My research offers a complementary viewpoint to the Penrosian tradition, arguing that sometimes the establishment of a sustainable competitive advantage does not depend only on building the right complementary assets or acquiring the capabilities that best match existing resources, but rather suggests that it is beneficial for the organization to remove such capabilities via a semi-automatic process, such as spinoff activity. My work is also relevant to research in entrepreneurship that seeks to understand not only the origins but also the impact of entrepreneurial activity on the existing social structure of the industry. In my work, I find that in addition to fostering innovation, as has been shown by prior research, spinoff entities may potentially benefit the firms from which they originate. This implies that strategic management of spinoff activity by incumbent firms directly affects the rate and perhaps the quality and heterogeneity of new enterprise formation.

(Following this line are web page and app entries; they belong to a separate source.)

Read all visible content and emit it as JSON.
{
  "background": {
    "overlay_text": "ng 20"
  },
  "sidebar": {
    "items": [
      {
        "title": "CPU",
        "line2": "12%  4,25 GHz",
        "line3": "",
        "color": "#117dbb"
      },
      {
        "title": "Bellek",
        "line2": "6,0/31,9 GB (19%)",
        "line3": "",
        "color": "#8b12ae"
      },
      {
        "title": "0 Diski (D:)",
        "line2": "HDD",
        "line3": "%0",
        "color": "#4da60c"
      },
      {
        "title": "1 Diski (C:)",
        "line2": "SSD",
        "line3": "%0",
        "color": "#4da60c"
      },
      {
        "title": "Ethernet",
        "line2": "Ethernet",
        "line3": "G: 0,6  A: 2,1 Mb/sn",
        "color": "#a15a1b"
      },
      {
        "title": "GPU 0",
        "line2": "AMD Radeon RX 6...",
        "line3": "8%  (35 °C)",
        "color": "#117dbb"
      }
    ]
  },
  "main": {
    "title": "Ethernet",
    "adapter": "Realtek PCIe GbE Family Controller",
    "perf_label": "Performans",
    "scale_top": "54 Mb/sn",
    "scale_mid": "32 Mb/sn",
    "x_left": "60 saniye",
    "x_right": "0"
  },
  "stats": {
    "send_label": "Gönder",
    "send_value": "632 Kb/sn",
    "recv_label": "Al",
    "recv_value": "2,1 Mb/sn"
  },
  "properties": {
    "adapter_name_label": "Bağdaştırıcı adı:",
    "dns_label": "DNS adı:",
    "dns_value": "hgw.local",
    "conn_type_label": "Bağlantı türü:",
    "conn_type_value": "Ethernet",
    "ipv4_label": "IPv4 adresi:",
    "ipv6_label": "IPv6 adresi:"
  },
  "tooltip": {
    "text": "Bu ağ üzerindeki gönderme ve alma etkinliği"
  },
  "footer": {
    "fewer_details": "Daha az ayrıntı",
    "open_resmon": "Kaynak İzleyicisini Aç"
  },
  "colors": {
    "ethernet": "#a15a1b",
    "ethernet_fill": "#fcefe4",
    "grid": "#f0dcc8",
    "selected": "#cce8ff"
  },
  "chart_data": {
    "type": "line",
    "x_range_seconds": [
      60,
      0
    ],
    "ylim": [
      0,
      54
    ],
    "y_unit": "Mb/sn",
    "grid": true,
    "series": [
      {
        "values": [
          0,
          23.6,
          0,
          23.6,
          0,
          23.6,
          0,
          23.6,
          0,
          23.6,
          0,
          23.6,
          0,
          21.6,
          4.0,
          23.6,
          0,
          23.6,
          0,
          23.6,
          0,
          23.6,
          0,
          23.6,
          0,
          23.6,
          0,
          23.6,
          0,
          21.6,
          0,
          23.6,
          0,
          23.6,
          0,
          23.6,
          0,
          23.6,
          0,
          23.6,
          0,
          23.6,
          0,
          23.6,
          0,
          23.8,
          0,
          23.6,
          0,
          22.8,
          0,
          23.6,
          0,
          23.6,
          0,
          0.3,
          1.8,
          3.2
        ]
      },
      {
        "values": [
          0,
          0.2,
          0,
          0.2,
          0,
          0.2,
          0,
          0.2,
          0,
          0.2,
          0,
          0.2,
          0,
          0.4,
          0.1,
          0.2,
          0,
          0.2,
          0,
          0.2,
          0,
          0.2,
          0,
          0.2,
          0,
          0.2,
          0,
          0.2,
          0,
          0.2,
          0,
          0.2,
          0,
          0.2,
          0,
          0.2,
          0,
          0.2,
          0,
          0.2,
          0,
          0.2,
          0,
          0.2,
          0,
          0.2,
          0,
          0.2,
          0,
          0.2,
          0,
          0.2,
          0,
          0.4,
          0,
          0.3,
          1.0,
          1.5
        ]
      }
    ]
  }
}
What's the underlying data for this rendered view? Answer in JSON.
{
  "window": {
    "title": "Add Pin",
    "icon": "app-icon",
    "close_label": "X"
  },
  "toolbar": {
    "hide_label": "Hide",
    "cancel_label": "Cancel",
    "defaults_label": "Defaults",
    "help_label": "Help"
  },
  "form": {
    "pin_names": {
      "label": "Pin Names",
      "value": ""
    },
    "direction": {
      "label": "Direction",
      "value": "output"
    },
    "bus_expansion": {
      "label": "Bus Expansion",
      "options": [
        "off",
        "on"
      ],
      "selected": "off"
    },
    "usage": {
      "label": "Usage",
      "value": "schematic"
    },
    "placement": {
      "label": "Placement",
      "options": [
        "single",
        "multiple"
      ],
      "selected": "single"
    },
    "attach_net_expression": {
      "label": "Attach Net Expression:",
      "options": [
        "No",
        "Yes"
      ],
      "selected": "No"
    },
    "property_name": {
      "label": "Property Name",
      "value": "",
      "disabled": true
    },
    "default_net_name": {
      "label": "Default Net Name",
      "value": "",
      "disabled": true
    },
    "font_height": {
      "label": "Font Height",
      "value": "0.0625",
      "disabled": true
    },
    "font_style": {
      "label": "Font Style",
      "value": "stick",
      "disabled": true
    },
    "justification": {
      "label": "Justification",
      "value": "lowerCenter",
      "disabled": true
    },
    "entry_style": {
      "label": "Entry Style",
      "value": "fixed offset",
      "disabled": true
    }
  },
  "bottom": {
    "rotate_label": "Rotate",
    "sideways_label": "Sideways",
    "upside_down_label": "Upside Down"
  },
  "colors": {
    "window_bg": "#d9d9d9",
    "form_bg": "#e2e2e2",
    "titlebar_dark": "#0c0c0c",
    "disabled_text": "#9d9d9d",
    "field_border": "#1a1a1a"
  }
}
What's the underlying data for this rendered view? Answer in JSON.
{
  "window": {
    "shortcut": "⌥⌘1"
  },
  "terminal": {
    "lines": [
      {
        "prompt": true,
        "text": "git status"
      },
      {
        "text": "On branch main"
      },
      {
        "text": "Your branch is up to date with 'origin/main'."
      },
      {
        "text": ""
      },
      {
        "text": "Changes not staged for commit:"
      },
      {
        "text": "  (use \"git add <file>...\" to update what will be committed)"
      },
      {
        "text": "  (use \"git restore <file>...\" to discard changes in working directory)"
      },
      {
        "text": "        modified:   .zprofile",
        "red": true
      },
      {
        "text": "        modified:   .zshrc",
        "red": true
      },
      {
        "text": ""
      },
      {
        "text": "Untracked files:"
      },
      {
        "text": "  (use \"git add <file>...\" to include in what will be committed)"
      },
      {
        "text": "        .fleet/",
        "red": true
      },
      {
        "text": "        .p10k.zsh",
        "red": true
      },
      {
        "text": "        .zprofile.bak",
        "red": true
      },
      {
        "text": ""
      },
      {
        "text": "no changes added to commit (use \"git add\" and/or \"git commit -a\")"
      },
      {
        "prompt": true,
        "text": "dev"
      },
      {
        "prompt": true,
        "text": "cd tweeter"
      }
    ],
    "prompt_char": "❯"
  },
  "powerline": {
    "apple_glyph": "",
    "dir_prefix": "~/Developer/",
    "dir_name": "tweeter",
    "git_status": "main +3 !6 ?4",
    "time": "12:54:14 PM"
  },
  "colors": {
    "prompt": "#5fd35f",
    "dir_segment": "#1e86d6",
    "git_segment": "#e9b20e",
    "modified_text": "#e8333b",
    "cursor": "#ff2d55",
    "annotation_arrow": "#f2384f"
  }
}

My dissertation consists of two additional papers, written in the empirical Industrial Organization tradition, and which reflect earlier stages of my graduate career, before my complete turn to the strategy field. In the first paper, which has already been published in Economic Letters, my co-authors and I explore the pricing behavior of firms in the books industry across three countries, US, the UK and Canada. We find strong evidence of international price discrimination, especially for textbooks; prices in the US are more than double compared to other countries. We argue that supply-side factors, like cost and market structure, cannot really explain this phenomenon and we subsequently discuss several demand-side explanations; our preferred theory is that higher US textbook prices reflect the unique status of the textbook as a centerpiece of US college instruction.

In the second paper, we provide an empirical analysis of the effect of capacity decisions on realized sales under alternative supply contracts in the U.S. video rental industry. Retailer capacity decisions can greatly impact sales for a product by affecting, among other things, availability (stock-outs) and visibility in the store. In this paper we provide empirical estimates of the effect of capacity on sales under alternative supply contracts that sell capacity at very different per-unit average up-front costs. We use data from the U.S. video rental industry, in which per-unit capacity costs range from $7 to $45 depending on contract type. We find that titles taken on the contracts with the highest up-front cost ($45 per tape) typically have the strongest impact on sales from increased capacity. One additional unit of capacity is estimated to produce 10.4 to 18.0 additional rentals over the life of the movie (an elasticity of rentals with respect to of 0.44 to 0.66). In contrast, titles distributed on the contract with the lowest per-unit up-front cost ($7 per tape) tend to have the weakest impact on sales from increased capacity, with an additional unit of capacity producing 0 to 4.9 additional rentals (an elasticity of 0 to 0.26).

My Research

I am a strategy scholar whose research focuses on Sustainability and Corporate Social Responsibility (CSR). More specifically, I seek to understand whether, how, and the extent to which the modern business organization contributes towards building a sustainable future. My academic work evolves around two main themes: a) understanding how investment analysts, and the public equity markets, perceive, evaluate and react to corporate engagement with, and integration of, environmental and social issues into strategy and b) understanding the multiple factors (e.g. institutional, regulatory, behavioural) that may affect, drive or hinder, the corporate decision to adopt environmentally and socially responsible strategies.

Upcoming Events

January 25, 2018

Prof. Ioannou will give a research seminar at the University of Leeds

March 1, 2018

Prof. Ioannou will be a visiting Professor at ESMT, in Berlin until June

April 23, 2018

Prof. Ioannou will be speaking at the 2018 European Pensions and Investments Summit